→ Task prompt:
If a line in the data holds "Groups", copy that line out in full.

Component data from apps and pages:
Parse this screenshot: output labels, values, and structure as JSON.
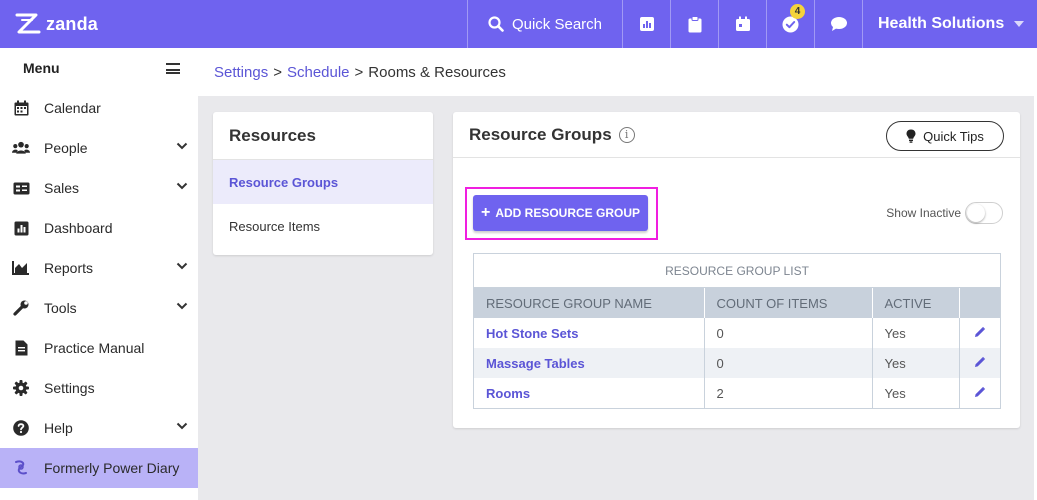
{
  "brand": {
    "name": "zanda",
    "accent": "#6f63ef"
  },
  "topbar": {
    "search_label": "Quick Search",
    "icons": [
      "reports-icon",
      "clipboard-icon",
      "calendar-icon",
      "tasks-icon",
      "chat-icon"
    ],
    "tasks_badge": "4",
    "org_name": "Health Solutions"
  },
  "sidebar": {
    "menu_label": "Menu",
    "items": [
      {
        "label": "Calendar",
        "icon": "calendar-icon",
        "expandable": false
      },
      {
        "label": "People",
        "icon": "people-icon",
        "expandable": true
      },
      {
        "label": "Sales",
        "icon": "sales-icon",
        "expandable": true
      },
      {
        "label": "Dashboard",
        "icon": "dashboard-icon",
        "expandable": false
      },
      {
        "label": "Reports",
        "icon": "reports-icon",
        "expandable": true
      },
      {
        "label": "Tools",
        "icon": "wrench-icon",
        "expandable": true
      },
      {
        "label": "Practice Manual",
        "icon": "document-icon",
        "expandable": false
      },
      {
        "label": "Settings",
        "icon": "gear-icon",
        "expandable": false
      },
      {
        "label": "Help",
        "icon": "help-icon",
        "expandable": true
      },
      {
        "label": "Formerly Power Diary",
        "icon": "power-diary-icon",
        "expandable": false,
        "active": true
      }
    ]
  },
  "breadcrumb": {
    "items": [
      "Settings",
      "Schedule",
      "Rooms & Resources"
    ],
    "separator": ">"
  },
  "resources": {
    "title": "Resources",
    "links": [
      "Resource Groups",
      "Resource Items"
    ],
    "active_index": 0
  },
  "main": {
    "title": "Resource Groups",
    "quick_tips_label": "Quick Tips",
    "add_button_label": "ADD RESOURCE GROUP",
    "add_button_plus": "+",
    "show_inactive_label": "Show Inactive",
    "show_inactive_on": false,
    "table": {
      "caption": "RESOURCE GROUP LIST",
      "columns": [
        "RESOURCE GROUP NAME",
        "COUNT OF ITEMS",
        "ACTIVE",
        ""
      ],
      "rows": [
        {
          "name": "Hot Stone Sets",
          "count": "0",
          "active": "Yes"
        },
        {
          "name": "Massage Tables",
          "count": "0",
          "active": "Yes"
        },
        {
          "name": "Rooms",
          "count": "2",
          "active": "Yes"
        }
      ]
    }
  }
}
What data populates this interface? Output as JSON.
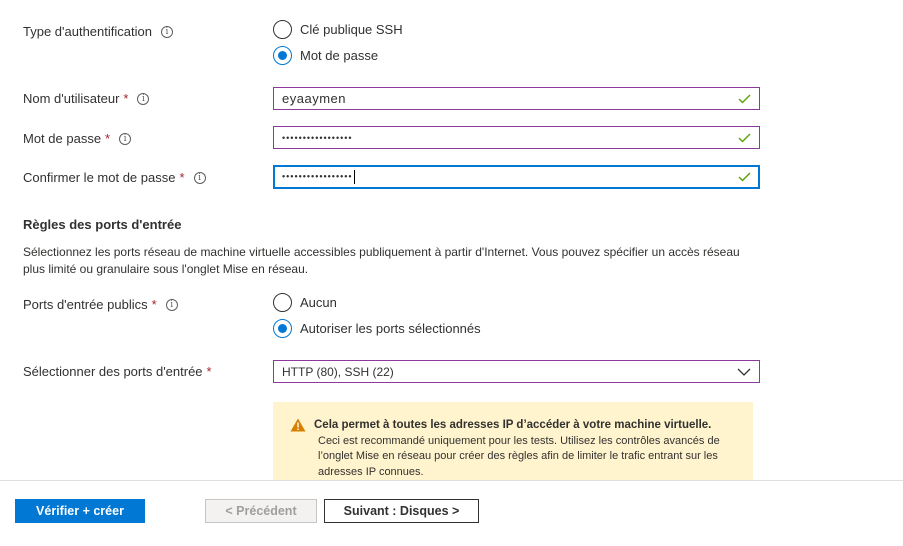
{
  "auth": {
    "label": "Type d'authentification",
    "options": [
      "Clé publique SSH",
      "Mot de passe"
    ],
    "selected_index": 1
  },
  "username": {
    "label": "Nom d'utilisateur",
    "value": "eyaaymen"
  },
  "password": {
    "label": "Mot de passe",
    "value": "•••••••••••••••••"
  },
  "confirm_password": {
    "label": "Confirmer le mot de passe",
    "value": "•••••••••••••••••"
  },
  "required_mark": "*",
  "info_glyph": "i",
  "inbound": {
    "section_title": "Règles des ports d'entrée",
    "description": "Sélectionnez les ports réseau de machine virtuelle accessibles publiquement à partir d'Internet. Vous pouvez spécifier un accès réseau plus limité ou granulaire sous l'onglet Mise en réseau.",
    "public_ports_label": "Ports d'entrée publics",
    "public_ports_options": [
      "Aucun",
      "Autoriser les ports sélectionnés"
    ],
    "public_ports_selected_index": 1,
    "select_ports_label": "Sélectionner des ports d'entrée",
    "select_ports_value": "HTTP (80), SSH (22)"
  },
  "warning": {
    "title": "Cela permet à toutes les adresses IP d’accéder à votre machine virtuelle.",
    "body": "Ceci est recommandé uniquement pour les tests.  Utilisez les contrôles avancés de l’onglet Mise en réseau pour créer des règles afin de limiter le trafic entrant sur les adresses IP connues."
  },
  "footer": {
    "review_create": "Vérifier + créer",
    "previous": "< Précédent",
    "next": "Suivant : Disques >"
  },
  "colors": {
    "accent": "#0078d4",
    "required": "#a4262c",
    "valid_check": "#57a300",
    "warning_bg": "#fff4ce",
    "warning_icon": "#d67f00",
    "field_border": "#8a3a9a"
  }
}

→ Exercise result:
      "Resource Groups",
    "title": "Resource Groups",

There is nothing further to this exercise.